*Task objective*
Repeat the entire listing exactly. Omit all pictures.

*Data to process*
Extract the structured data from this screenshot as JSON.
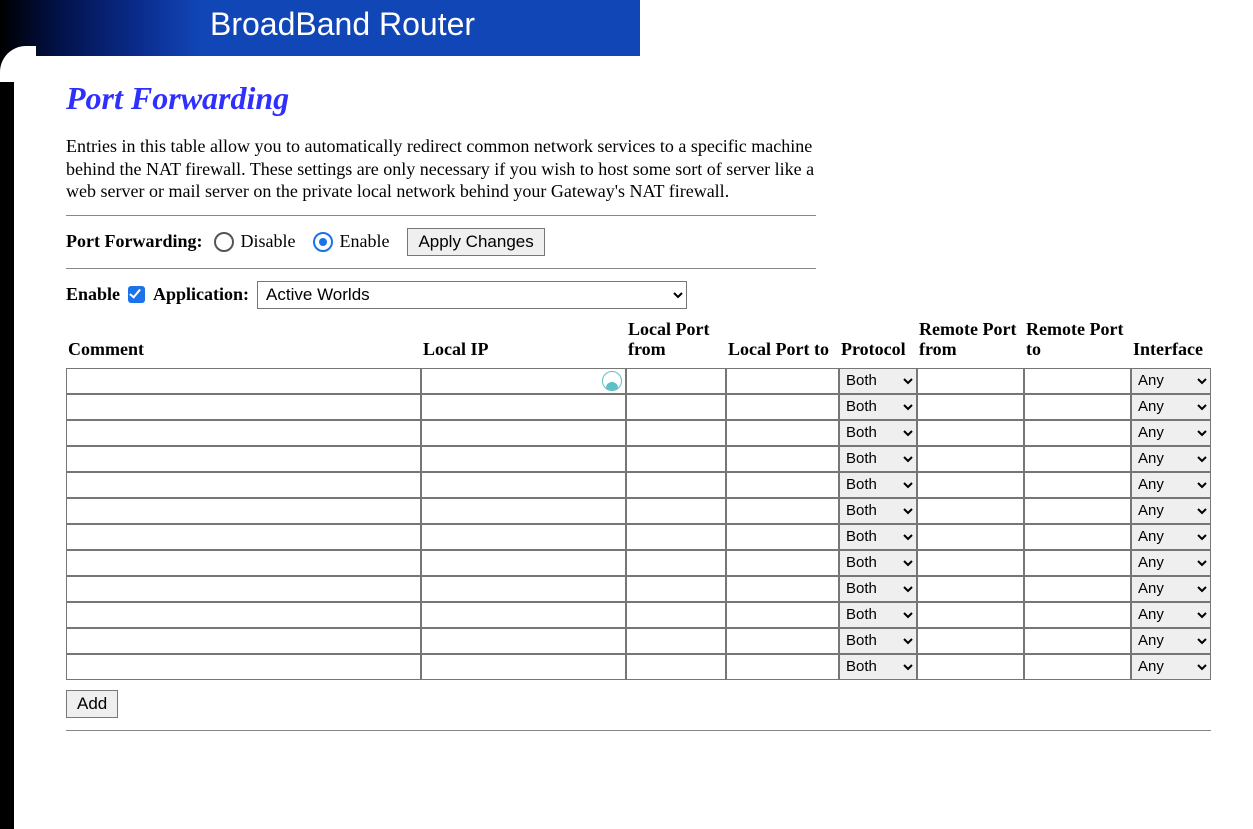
{
  "header": {
    "brand": "BroadBand Router"
  },
  "page": {
    "title": "Port Forwarding",
    "intro": "Entries in this table allow you to automatically redirect common network services to a specific machine behind the NAT firewall. These settings are only necessary if you wish to host some sort of server like a web server or mail server on the private local network behind your Gateway's NAT firewall."
  },
  "controls": {
    "pf_label": "Port Forwarding:",
    "disable_label": "Disable",
    "enable_label": "Enable",
    "pf_state": "Enable",
    "apply_label": "Apply Changes",
    "enable_row_label": "Enable",
    "enable_checked": true,
    "application_label": "Application:",
    "application_selected": "Active Worlds",
    "add_label": "Add"
  },
  "table": {
    "headers": {
      "comment": "Comment",
      "local_ip": "Local IP",
      "local_port_from": "Local Port from",
      "local_port_to": "Local Port to",
      "protocol": "Protocol",
      "remote_port_from": "Remote Port from",
      "remote_port_to": "Remote Port to",
      "interface": "Interface"
    },
    "protocol_default": "Both",
    "interface_default": "Any",
    "row_count": 12,
    "rows": [
      {
        "comment": "",
        "local_ip": "",
        "lp_from": "",
        "lp_to": "",
        "protocol": "Both",
        "rp_from": "",
        "rp_to": "",
        "interface": "Any",
        "vpn_badge": true
      },
      {
        "comment": "",
        "local_ip": "",
        "lp_from": "",
        "lp_to": "",
        "protocol": "Both",
        "rp_from": "",
        "rp_to": "",
        "interface": "Any"
      },
      {
        "comment": "",
        "local_ip": "",
        "lp_from": "",
        "lp_to": "",
        "protocol": "Both",
        "rp_from": "",
        "rp_to": "",
        "interface": "Any"
      },
      {
        "comment": "",
        "local_ip": "",
        "lp_from": "",
        "lp_to": "",
        "protocol": "Both",
        "rp_from": "",
        "rp_to": "",
        "interface": "Any"
      },
      {
        "comment": "",
        "local_ip": "",
        "lp_from": "",
        "lp_to": "",
        "protocol": "Both",
        "rp_from": "",
        "rp_to": "",
        "interface": "Any"
      },
      {
        "comment": "",
        "local_ip": "",
        "lp_from": "",
        "lp_to": "",
        "protocol": "Both",
        "rp_from": "",
        "rp_to": "",
        "interface": "Any"
      },
      {
        "comment": "",
        "local_ip": "",
        "lp_from": "",
        "lp_to": "",
        "protocol": "Both",
        "rp_from": "",
        "rp_to": "",
        "interface": "Any"
      },
      {
        "comment": "",
        "local_ip": "",
        "lp_from": "",
        "lp_to": "",
        "protocol": "Both",
        "rp_from": "",
        "rp_to": "",
        "interface": "Any"
      },
      {
        "comment": "",
        "local_ip": "",
        "lp_from": "",
        "lp_to": "",
        "protocol": "Both",
        "rp_from": "",
        "rp_to": "",
        "interface": "Any"
      },
      {
        "comment": "",
        "local_ip": "",
        "lp_from": "",
        "lp_to": "",
        "protocol": "Both",
        "rp_from": "",
        "rp_to": "",
        "interface": "Any"
      },
      {
        "comment": "",
        "local_ip": "",
        "lp_from": "",
        "lp_to": "",
        "protocol": "Both",
        "rp_from": "",
        "rp_to": "",
        "interface": "Any"
      },
      {
        "comment": "",
        "local_ip": "",
        "lp_from": "",
        "lp_to": "",
        "protocol": "Both",
        "rp_from": "",
        "rp_to": "",
        "interface": "Any"
      }
    ]
  }
}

*Solved exercise*
Extract the structured data from this screenshot as JSON.
{
  "header": {
    "brand": "BroadBand Router"
  },
  "page": {
    "title": "Port Forwarding",
    "intro": "Entries in this table allow you to automatically redirect common network services to a specific machine behind the NAT firewall. These settings are only necessary if you wish to host some sort of server like a web server or mail server on the private local network behind your Gateway's NAT firewall."
  },
  "controls": {
    "pf_label": "Port Forwarding:",
    "disable_label": "Disable",
    "enable_label": "Enable",
    "pf_state": "Enable",
    "apply_label": "Apply Changes",
    "enable_row_label": "Enable",
    "enable_checked": true,
    "application_label": "Application:",
    "application_selected": "Active Worlds",
    "add_label": "Add"
  },
  "table": {
    "headers": {
      "comment": "Comment",
      "local_ip": "Local IP",
      "local_port_from": "Local Port from",
      "local_port_to": "Local Port to",
      "protocol": "Protocol",
      "remote_port_from": "Remote Port from",
      "remote_port_to": "Remote Port to",
      "interface": "Interface"
    },
    "protocol_default": "Both",
    "interface_default": "Any",
    "row_count": 12,
    "rows": [
      {
        "comment": "",
        "local_ip": "",
        "lp_from": "",
        "lp_to": "",
        "protocol": "Both",
        "rp_from": "",
        "rp_to": "",
        "interface": "Any",
        "vpn_badge": true
      },
      {
        "comment": "",
        "local_ip": "",
        "lp_from": "",
        "lp_to": "",
        "protocol": "Both",
        "rp_from": "",
        "rp_to": "",
        "interface": "Any"
      },
      {
        "comment": "",
        "local_ip": "",
        "lp_from": "",
        "lp_to": "",
        "protocol": "Both",
        "rp_from": "",
        "rp_to": "",
        "interface": "Any"
      },
      {
        "comment": "",
        "local_ip": "",
        "lp_from": "",
        "lp_to": "",
        "protocol": "Both",
        "rp_from": "",
        "rp_to": "",
        "interface": "Any"
      },
      {
        "comment": "",
        "local_ip": "",
        "lp_from": "",
        "lp_to": "",
        "protocol": "Both",
        "rp_from": "",
        "rp_to": "",
        "interface": "Any"
      },
      {
        "comment": "",
        "local_ip": "",
        "lp_from": "",
        "lp_to": "",
        "protocol": "Both",
        "rp_from": "",
        "rp_to": "",
        "interface": "Any"
      },
      {
        "comment": "",
        "local_ip": "",
        "lp_from": "",
        "lp_to": "",
        "protocol": "Both",
        "rp_from": "",
        "rp_to": "",
        "interface": "Any"
      },
      {
        "comment": "",
        "local_ip": "",
        "lp_from": "",
        "lp_to": "",
        "protocol": "Both",
        "rp_from": "",
        "rp_to": "",
        "interface": "Any"
      },
      {
        "comment": "",
        "local_ip": "",
        "lp_from": "",
        "lp_to": "",
        "protocol": "Both",
        "rp_from": "",
        "rp_to": "",
        "interface": "Any"
      },
      {
        "comment": "",
        "local_ip": "",
        "lp_from": "",
        "lp_to": "",
        "protocol": "Both",
        "rp_from": "",
        "rp_to": "",
        "interface": "Any"
      },
      {
        "comment": "",
        "local_ip": "",
        "lp_from": "",
        "lp_to": "",
        "protocol": "Both",
        "rp_from": "",
        "rp_to": "",
        "interface": "Any"
      },
      {
        "comment": "",
        "local_ip": "",
        "lp_from": "",
        "lp_to": "",
        "protocol": "Both",
        "rp_from": "",
        "rp_to": "",
        "interface": "Any"
      }
    ]
  }
}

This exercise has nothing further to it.